[What is needed]:
Give an exact copy of every entry.

Data listing Start Marker

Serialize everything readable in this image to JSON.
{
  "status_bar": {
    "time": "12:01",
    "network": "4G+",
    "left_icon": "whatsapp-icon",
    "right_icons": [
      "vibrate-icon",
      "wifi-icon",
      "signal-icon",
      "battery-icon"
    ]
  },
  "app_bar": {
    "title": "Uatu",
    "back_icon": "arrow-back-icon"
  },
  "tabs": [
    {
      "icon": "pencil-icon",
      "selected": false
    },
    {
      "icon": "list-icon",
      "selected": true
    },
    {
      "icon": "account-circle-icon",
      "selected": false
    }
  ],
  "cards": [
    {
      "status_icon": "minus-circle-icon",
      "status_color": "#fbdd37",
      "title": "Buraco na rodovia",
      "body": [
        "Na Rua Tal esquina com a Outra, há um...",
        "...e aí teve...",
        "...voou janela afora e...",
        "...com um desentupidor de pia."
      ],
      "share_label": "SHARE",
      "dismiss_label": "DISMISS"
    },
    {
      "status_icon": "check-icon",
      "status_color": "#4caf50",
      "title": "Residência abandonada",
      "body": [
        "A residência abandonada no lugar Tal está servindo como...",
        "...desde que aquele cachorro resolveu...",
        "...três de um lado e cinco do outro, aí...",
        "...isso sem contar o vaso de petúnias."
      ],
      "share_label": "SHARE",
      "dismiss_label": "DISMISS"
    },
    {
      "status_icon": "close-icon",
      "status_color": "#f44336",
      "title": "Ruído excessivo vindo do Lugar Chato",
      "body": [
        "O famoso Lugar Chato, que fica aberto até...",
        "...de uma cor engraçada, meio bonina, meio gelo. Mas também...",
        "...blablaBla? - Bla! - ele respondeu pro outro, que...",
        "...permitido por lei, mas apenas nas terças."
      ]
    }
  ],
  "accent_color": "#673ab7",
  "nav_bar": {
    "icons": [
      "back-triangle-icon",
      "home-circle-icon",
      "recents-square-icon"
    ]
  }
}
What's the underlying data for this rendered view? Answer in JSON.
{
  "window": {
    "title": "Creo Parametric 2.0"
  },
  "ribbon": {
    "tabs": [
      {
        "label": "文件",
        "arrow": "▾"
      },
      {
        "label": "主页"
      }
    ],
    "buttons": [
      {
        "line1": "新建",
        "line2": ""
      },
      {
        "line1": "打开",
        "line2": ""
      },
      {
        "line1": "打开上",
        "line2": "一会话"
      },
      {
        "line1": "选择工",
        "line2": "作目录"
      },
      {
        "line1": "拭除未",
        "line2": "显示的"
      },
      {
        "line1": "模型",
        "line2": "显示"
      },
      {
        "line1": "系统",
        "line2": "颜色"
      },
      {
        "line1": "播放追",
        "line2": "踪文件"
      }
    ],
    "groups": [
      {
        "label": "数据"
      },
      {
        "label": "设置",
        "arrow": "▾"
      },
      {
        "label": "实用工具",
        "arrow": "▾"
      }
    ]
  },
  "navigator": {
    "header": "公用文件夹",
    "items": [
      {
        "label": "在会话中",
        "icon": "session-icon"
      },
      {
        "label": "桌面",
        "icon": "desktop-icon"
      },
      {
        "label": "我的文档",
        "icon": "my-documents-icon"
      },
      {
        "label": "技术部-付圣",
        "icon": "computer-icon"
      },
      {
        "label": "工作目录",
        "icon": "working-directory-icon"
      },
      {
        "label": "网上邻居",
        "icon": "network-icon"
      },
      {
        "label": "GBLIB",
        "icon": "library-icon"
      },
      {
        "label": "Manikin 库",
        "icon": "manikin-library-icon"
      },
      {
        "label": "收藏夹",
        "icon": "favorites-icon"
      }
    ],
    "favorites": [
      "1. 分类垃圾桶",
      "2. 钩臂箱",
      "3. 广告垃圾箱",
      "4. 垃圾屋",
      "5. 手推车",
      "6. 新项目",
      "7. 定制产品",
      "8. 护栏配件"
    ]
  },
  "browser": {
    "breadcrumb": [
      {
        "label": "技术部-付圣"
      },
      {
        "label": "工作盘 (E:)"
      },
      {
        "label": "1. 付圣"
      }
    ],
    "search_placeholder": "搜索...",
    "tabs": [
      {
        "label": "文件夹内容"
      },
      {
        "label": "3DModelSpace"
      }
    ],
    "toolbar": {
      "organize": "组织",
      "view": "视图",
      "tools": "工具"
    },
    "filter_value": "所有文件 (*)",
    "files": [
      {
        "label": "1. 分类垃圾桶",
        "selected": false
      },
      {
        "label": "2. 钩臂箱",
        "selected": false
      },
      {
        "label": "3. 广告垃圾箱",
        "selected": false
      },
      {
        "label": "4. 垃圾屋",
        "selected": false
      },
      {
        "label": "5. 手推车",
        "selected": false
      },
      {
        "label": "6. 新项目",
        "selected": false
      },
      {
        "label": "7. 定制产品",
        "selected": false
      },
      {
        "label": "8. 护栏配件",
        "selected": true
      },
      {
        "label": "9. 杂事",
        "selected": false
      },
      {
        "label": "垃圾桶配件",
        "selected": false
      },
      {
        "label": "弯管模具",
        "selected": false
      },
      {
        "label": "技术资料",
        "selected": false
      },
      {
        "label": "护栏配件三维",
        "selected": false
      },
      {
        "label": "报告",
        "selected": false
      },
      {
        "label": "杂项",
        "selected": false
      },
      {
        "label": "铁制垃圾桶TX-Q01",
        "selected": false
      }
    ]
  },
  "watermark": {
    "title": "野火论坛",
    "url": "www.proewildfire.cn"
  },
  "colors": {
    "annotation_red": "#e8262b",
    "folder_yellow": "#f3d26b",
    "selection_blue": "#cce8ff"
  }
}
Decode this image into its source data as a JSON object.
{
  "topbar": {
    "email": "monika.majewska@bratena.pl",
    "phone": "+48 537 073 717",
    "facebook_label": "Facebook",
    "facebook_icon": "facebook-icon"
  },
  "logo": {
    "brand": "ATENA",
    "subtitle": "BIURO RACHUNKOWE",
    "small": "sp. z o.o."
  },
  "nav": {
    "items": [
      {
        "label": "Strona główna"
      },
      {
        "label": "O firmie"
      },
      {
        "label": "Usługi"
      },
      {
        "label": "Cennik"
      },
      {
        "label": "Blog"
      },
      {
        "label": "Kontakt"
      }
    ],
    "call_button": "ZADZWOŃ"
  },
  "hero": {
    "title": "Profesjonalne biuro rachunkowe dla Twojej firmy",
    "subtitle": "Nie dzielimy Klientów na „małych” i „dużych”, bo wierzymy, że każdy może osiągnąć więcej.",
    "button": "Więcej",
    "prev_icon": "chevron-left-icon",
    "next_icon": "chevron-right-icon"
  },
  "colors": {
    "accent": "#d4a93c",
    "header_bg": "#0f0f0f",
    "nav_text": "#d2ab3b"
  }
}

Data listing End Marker

[Solution to this problem]:
Serialize everything readable in this image to JSON.
{
  "status_bar": {
    "time": "12:01",
    "network": "4G+",
    "left_icon": "whatsapp-icon",
    "right_icons": [
      "vibrate-icon",
      "wifi-icon",
      "signal-icon",
      "battery-icon"
    ]
  },
  "app_bar": {
    "title": "Uatu",
    "back_icon": "arrow-back-icon"
  },
  "tabs": [
    {
      "icon": "pencil-icon",
      "selected": false
    },
    {
      "icon": "list-icon",
      "selected": true
    },
    {
      "icon": "account-circle-icon",
      "selected": false
    }
  ],
  "cards": [
    {
      "status_icon": "minus-circle-icon",
      "status_color": "#fbdd37",
      "title": "Buraco na rodovia",
      "body": [
        "Na Rua Tal esquina com a Outra, há um...",
        "...e aí teve...",
        "...voou janela afora e...",
        "...com um desentupidor de pia."
      ],
      "share_label": "SHARE",
      "dismiss_label": "DISMISS"
    },
    {
      "status_icon": "check-icon",
      "status_color": "#4caf50",
      "title": "Residência abandonada",
      "body": [
        "A residência abandonada no lugar Tal está servindo como...",
        "...desde que aquele cachorro resolveu...",
        "...três de um lado e cinco do outro, aí...",
        "...isso sem contar o vaso de petúnias."
      ],
      "share_label": "SHARE",
      "dismiss_label": "DISMISS"
    },
    {
      "status_icon": "close-icon",
      "status_color": "#f44336",
      "title": "Ruído excessivo vindo do Lugar Chato",
      "body": [
        "O famoso Lugar Chato, que fica aberto até...",
        "...de uma cor engraçada, meio bonina, meio gelo. Mas também...",
        "...blablaBla? - Bla! - ele respondeu pro outro, que...",
        "...permitido por lei, mas apenas nas terças."
      ]
    }
  ],
  "accent_color": "#673ab7",
  "nav_bar": {
    "icons": [
      "back-triangle-icon",
      "home-circle-icon",
      "recents-square-icon"
    ]
  }
}
What's the underlying data for this rendered view? Answer in JSON.
{
  "window": {
    "title": "Creo Parametric 2.0"
  },
  "ribbon": {
    "tabs": [
      {
        "label": "文件",
        "arrow": "▾"
      },
      {
        "label": "主页"
      }
    ],
    "buttons": [
      {
        "line1": "新建",
        "line2": ""
      },
      {
        "line1": "打开",
        "line2": ""
      },
      {
        "line1": "打开上",
        "line2": "一会话"
      },
      {
        "line1": "选择工",
        "line2": "作目录"
      },
      {
        "line1": "拭除未",
        "line2": "显示的"
      },
      {
        "line1": "模型",
        "line2": "显示"
      },
      {
        "line1": "系统",
        "line2": "颜色"
      },
      {
        "line1": "播放追",
        "line2": "踪文件"
      }
    ],
    "groups": [
      {
        "label": "数据"
      },
      {
        "label": "设置",
        "arrow": "▾"
      },
      {
        "label": "实用工具",
        "arrow": "▾"
      }
    ]
  },
  "navigator": {
    "header": "公用文件夹",
    "items": [
      {
        "label": "在会话中",
        "icon": "session-icon"
      },
      {
        "label": "桌面",
        "icon": "desktop-icon"
      },
      {
        "label": "我的文档",
        "icon": "my-documents-icon"
      },
      {
        "label": "技术部-付圣",
        "icon": "computer-icon"
      },
      {
        "label": "工作目录",
        "icon": "working-directory-icon"
      },
      {
        "label": "网上邻居",
        "icon": "network-icon"
      },
      {
        "label": "GBLIB",
        "icon": "library-icon"
      },
      {
        "label": "Manikin 库",
        "icon": "manikin-library-icon"
      },
      {
        "label": "收藏夹",
        "icon": "favorites-icon"
      }
    ],
    "favorites": [
      "1. 分类垃圾桶",
      "2. 钩臂箱",
      "3. 广告垃圾箱",
      "4. 垃圾屋",
      "5. 手推车",
      "6. 新项目",
      "7. 定制产品",
      "8. 护栏配件"
    ]
  },
  "browser": {
    "breadcrumb": [
      {
        "label": "技术部-付圣"
      },
      {
        "label": "工作盘 (E:)"
      },
      {
        "label": "1. 付圣"
      }
    ],
    "search_placeholder": "搜索...",
    "tabs": [
      {
        "label": "文件夹内容"
      },
      {
        "label": "3DModelSpace"
      }
    ],
    "toolbar": {
      "organize": "组织",
      "view": "视图",
      "tools": "工具"
    },
    "filter_value": "所有文件 (*)",
    "files": [
      {
        "label": "1. 分类垃圾桶",
        "selected": false
      },
      {
        "label": "2. 钩臂箱",
        "selected": false
      },
      {
        "label": "3. 广告垃圾箱",
        "selected": false
      },
      {
        "label": "4. 垃圾屋",
        "selected": false
      },
      {
        "label": "5. 手推车",
        "selected": false
      },
      {
        "label": "6. 新项目",
        "selected": false
      },
      {
        "label": "7. 定制产品",
        "selected": false
      },
      {
        "label": "8. 护栏配件",
        "selected": true
      },
      {
        "label": "9. 杂事",
        "selected": false
      },
      {
        "label": "垃圾桶配件",
        "selected": false
      },
      {
        "label": "弯管模具",
        "selected": false
      },
      {
        "label": "技术资料",
        "selected": false
      },
      {
        "label": "护栏配件三维",
        "selected": false
      },
      {
        "label": "报告",
        "selected": false
      },
      {
        "label": "杂项",
        "selected": false
      },
      {
        "label": "铁制垃圾桶TX-Q01",
        "selected": false
      }
    ]
  },
  "watermark": {
    "title": "野火论坛",
    "url": "www.proewildfire.cn"
  },
  "colors": {
    "annotation_red": "#e8262b",
    "folder_yellow": "#f3d26b",
    "selection_blue": "#cce8ff"
  }
}
Decode this image into its source data as a JSON object.
{
  "topbar": {
    "email": "monika.majewska@bratena.pl",
    "phone": "+48 537 073 717",
    "facebook_label": "Facebook",
    "facebook_icon": "facebook-icon"
  },
  "logo": {
    "brand": "ATENA",
    "subtitle": "BIURO RACHUNKOWE",
    "small": "sp. z o.o."
  },
  "nav": {
    "items": [
      {
        "label": "Strona główna"
      },
      {
        "label": "O firmie"
      },
      {
        "label": "Usługi"
      },
      {
        "label": "Cennik"
      },
      {
        "label": "Blog"
      },
      {
        "label": "Kontakt"
      }
    ],
    "call_button": "ZADZWOŃ"
  },
  "hero": {
    "title": "Profesjonalne biuro rachunkowe dla Twojej firmy",
    "subtitle": "Nie dzielimy Klientów na „małych” i „dużych”, bo wierzymy, że każdy może osiągnąć więcej.",
    "button": "Więcej",
    "prev_icon": "chevron-left-icon",
    "next_icon": "chevron-right-icon"
  },
  "colors": {
    "accent": "#d4a93c",
    "header_bg": "#0f0f0f",
    "nav_text": "#d2ab3b"
  }
}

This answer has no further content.